Sox to stress the basics

Before the White Sox fell back into last place in the American League Central, manager Ozzie Guillen was looking for ways to improve in 2008.

And he didn't mention the acquisition of marquee free agents.

"We have people [in the clubhouse who] have to step it up a notch," Guillen said Thursday before the Sox got just two hits in eight innings off Zack Greinke in a 3-0 loss at Kansas City. "That's why we're going to have a little meeting [with the players] after the season. Spring training we'll have another one, and then things are going to be different."

Guillen said spring training wouldn't be run like a boot camp, but that players will be expected to produce in exhibition games. They can't just be content with fulfilling their work to prepare for the regular season.

"They have to be ready," declared Guillen, who seemed tired of the Arizona sand that has been kicked in the Sox's face the past three springs.

Unlike the previous two springs, the Sox never rebounded from a 10-22 exhibition record in which several players got the bulk of their work in B games. Subsequently, they lacked the polish in executing the fundamentals Guillen stresses, such as bunting and hit-and-run plays.

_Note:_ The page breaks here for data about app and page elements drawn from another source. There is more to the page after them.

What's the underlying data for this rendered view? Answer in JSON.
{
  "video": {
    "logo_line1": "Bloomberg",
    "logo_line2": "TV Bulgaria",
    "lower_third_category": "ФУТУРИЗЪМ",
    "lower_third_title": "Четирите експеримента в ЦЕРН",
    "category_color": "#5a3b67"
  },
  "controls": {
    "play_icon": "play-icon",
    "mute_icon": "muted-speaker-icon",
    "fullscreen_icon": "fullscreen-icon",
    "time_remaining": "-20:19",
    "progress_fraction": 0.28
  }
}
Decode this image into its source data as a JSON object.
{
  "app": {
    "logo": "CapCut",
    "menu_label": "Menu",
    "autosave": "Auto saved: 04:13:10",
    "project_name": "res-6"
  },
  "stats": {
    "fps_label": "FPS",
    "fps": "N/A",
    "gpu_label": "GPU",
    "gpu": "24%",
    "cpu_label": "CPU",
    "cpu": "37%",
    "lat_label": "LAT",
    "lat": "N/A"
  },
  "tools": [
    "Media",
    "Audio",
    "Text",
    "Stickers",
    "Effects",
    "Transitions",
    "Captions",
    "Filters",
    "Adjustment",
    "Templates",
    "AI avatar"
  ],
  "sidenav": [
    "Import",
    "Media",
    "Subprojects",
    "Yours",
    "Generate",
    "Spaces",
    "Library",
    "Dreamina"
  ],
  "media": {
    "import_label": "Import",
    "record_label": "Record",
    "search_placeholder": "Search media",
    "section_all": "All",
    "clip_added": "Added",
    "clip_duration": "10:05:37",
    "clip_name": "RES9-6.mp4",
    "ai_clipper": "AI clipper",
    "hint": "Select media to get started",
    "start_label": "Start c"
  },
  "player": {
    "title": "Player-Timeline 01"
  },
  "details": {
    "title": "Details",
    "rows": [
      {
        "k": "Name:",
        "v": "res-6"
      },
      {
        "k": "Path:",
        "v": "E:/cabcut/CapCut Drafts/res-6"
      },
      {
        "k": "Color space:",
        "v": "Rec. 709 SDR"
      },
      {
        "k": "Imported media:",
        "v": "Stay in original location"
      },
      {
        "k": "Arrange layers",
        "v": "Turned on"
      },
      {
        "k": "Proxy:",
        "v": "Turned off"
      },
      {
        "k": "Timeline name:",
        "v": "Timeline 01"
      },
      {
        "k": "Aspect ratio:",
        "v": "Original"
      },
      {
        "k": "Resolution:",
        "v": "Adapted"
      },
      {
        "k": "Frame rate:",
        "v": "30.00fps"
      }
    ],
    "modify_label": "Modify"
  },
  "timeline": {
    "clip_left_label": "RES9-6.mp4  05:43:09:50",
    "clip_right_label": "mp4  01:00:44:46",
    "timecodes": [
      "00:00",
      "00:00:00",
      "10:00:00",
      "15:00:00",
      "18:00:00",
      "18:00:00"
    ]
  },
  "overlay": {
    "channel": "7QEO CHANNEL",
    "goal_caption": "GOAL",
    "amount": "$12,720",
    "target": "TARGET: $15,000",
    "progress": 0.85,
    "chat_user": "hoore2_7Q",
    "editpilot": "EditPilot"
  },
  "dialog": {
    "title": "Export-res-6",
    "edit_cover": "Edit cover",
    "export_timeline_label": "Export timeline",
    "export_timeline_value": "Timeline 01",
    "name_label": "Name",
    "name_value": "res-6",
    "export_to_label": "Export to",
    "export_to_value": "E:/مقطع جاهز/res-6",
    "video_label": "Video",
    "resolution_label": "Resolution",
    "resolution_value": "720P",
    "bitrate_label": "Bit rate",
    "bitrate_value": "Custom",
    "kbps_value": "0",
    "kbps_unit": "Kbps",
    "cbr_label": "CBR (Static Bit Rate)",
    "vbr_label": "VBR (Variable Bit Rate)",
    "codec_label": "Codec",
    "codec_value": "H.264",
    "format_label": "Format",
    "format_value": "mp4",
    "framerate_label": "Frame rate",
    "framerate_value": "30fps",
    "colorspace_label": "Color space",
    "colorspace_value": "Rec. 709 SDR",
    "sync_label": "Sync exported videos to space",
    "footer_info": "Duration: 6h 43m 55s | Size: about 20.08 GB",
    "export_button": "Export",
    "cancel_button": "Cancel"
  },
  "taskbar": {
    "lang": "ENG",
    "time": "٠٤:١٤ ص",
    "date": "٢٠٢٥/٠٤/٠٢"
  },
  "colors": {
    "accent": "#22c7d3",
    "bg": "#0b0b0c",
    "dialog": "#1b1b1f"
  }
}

"We're going to start that from the beginning," Guillen said. "We're going to be going first to third, and I don't care if you're out. In the meanwhile, you have to have the right players to do that. I'm not going to have [Jim] Thome, [Paul] Konerko and [Jermaine] Dye out there doing that. It's a waste of my time."

Guillen targeted the top and bottom guys in the order, such as Jerry Owens and Danny Richar.

"Get them together, read the scoreboard, how we want them to do things in certain situations, get them better right away," Guillen said. "All through spring training it's going to be about winning games. The starters are going to start, the relievers are going to relieve, the closer is going to close.

"If Bobby [Jenks] is going to pitch, he's going to pitch in the A game, no matter if he's the second pitcher to go. If they have to make a trip, if you have to play in Peoria, you're on the bus for one inning."

The Sox haven't had a winning spring training record since 2004 and are 34-59-3 since 2005.

Adopting a win-now mentally in spring training isn't foreign. Former Cubs manager Jim Riggleman employed the same strategy after the Cubs lost their first 14 regular-season games en route to a 68-94 record in 1997.

The Cubs were only 14-16 in the spring of 1998 but managed to win the National League wild-card playoff berth.

In 2000, some Oakland players quipped they should be fitted with Cactus League rings after posting a 20-11 record, but the Athletics went on to win the AL West.

And the Sox got a close-up of that intense style last spring when Tucson spring training neighbor Arizona posted a 20-12 record while possessing an all-out style behind the likes of Eric Byrnes, Stephen Drew and Justin Upton, with superfan Susan Price cheering each strikeout and hit from her front-row seat behind the Diamondbacks' dugout.

"I want them to start feeling the real thing," Guillen said. "If you're in there and you pitch one inning, fine, back to Tucson. But like I said I'm not for hiding guys in B games. I've never been for that. Go out there and perform. I don't have any kids here to hide. The rest of the league knows what these guys are going to do."